## Exercise prompt
Look through the records below, and copy out every line that holds the string "Factor".

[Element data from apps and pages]

┌────────

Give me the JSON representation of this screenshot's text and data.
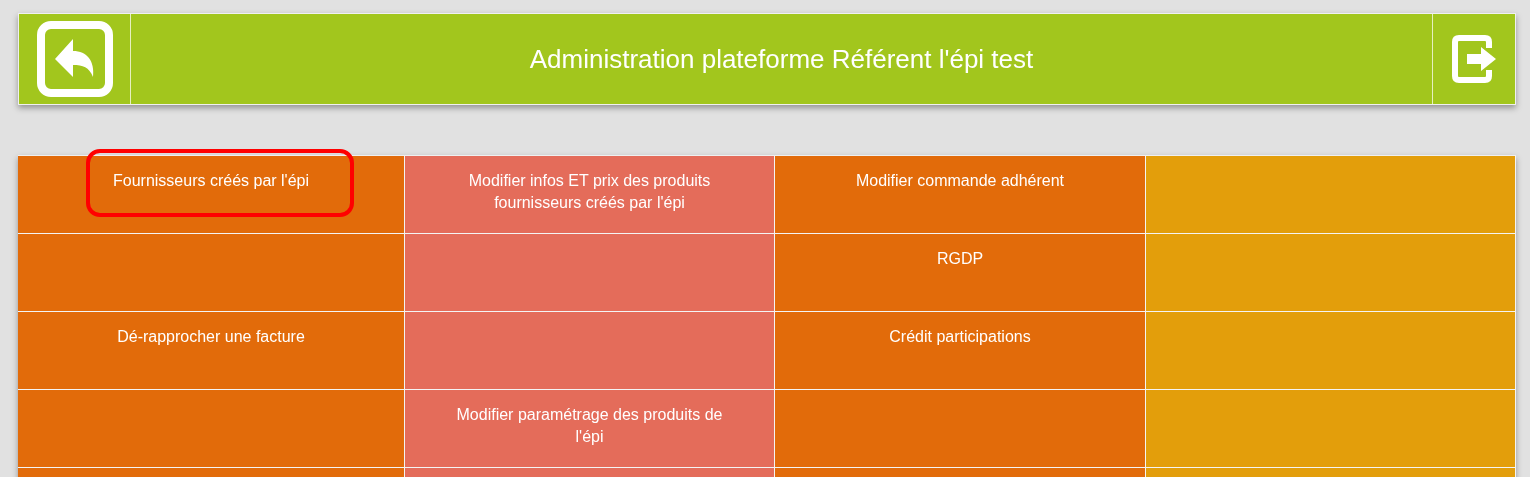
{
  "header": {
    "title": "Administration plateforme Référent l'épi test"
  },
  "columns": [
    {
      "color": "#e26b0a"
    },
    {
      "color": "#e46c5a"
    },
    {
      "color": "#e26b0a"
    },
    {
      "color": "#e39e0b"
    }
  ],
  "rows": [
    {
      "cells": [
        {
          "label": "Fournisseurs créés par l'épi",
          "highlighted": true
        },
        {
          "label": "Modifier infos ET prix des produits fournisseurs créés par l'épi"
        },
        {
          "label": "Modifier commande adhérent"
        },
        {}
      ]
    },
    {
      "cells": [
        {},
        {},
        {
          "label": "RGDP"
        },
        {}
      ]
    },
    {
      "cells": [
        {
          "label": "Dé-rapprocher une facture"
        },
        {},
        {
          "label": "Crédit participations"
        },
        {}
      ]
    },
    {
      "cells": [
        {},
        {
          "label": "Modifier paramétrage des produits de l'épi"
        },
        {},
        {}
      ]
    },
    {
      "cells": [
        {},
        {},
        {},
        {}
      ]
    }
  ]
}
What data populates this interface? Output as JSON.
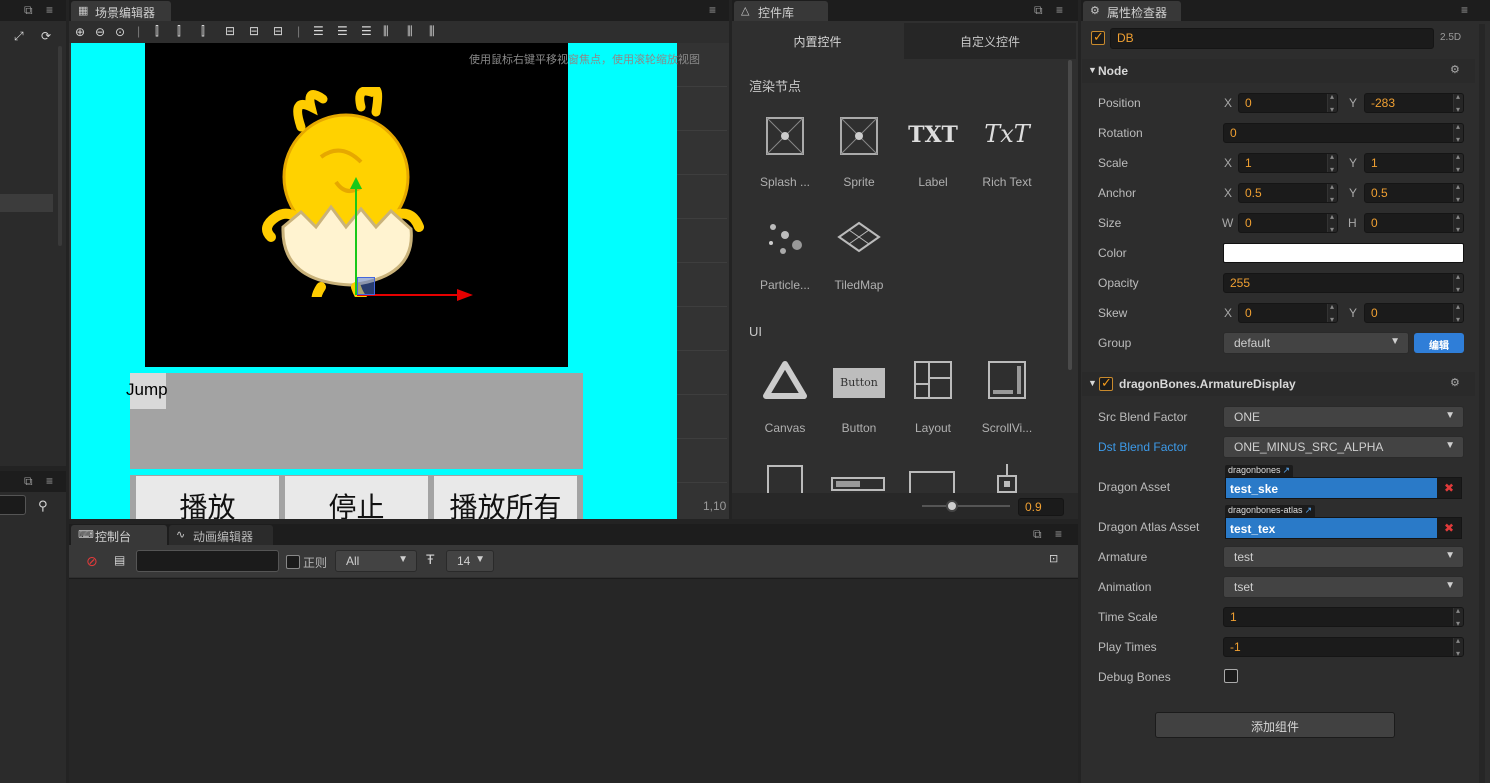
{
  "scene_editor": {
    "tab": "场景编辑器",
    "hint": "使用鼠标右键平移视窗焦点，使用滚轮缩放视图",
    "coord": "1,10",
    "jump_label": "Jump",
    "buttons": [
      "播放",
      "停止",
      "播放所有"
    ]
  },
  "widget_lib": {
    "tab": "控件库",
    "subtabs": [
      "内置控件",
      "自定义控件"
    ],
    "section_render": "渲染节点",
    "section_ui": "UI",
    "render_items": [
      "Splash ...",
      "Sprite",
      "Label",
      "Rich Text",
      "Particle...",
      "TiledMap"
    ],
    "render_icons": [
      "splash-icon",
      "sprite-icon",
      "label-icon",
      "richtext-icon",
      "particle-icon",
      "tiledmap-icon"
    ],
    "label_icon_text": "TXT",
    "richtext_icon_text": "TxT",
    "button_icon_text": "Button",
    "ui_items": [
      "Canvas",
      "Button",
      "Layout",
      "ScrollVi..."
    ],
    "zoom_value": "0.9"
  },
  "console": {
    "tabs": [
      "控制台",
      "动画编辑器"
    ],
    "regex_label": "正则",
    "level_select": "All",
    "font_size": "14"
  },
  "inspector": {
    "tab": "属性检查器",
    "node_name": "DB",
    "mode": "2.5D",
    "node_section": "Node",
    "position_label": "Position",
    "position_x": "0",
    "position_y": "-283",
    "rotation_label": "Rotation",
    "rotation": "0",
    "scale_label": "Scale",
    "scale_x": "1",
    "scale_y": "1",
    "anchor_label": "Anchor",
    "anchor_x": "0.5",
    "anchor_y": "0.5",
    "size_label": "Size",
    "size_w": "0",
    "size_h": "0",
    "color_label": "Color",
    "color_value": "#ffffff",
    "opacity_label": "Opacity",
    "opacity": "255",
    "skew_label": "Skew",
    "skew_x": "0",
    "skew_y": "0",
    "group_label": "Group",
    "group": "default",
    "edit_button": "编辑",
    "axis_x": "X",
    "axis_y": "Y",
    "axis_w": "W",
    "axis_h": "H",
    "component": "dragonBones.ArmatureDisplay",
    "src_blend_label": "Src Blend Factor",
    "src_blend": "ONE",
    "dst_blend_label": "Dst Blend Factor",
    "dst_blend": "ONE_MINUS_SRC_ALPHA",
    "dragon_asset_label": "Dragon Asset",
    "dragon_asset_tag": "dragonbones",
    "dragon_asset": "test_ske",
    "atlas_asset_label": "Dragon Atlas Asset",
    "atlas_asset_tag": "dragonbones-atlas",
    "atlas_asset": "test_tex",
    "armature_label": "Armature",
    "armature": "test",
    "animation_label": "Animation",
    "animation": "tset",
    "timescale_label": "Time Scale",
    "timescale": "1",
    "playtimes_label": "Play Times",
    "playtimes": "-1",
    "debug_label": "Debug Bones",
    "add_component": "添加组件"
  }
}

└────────

## Output of the task
    "src_blend_label": "Src Blend Factor",
    "dst_blend_label": "Dst Blend Factor",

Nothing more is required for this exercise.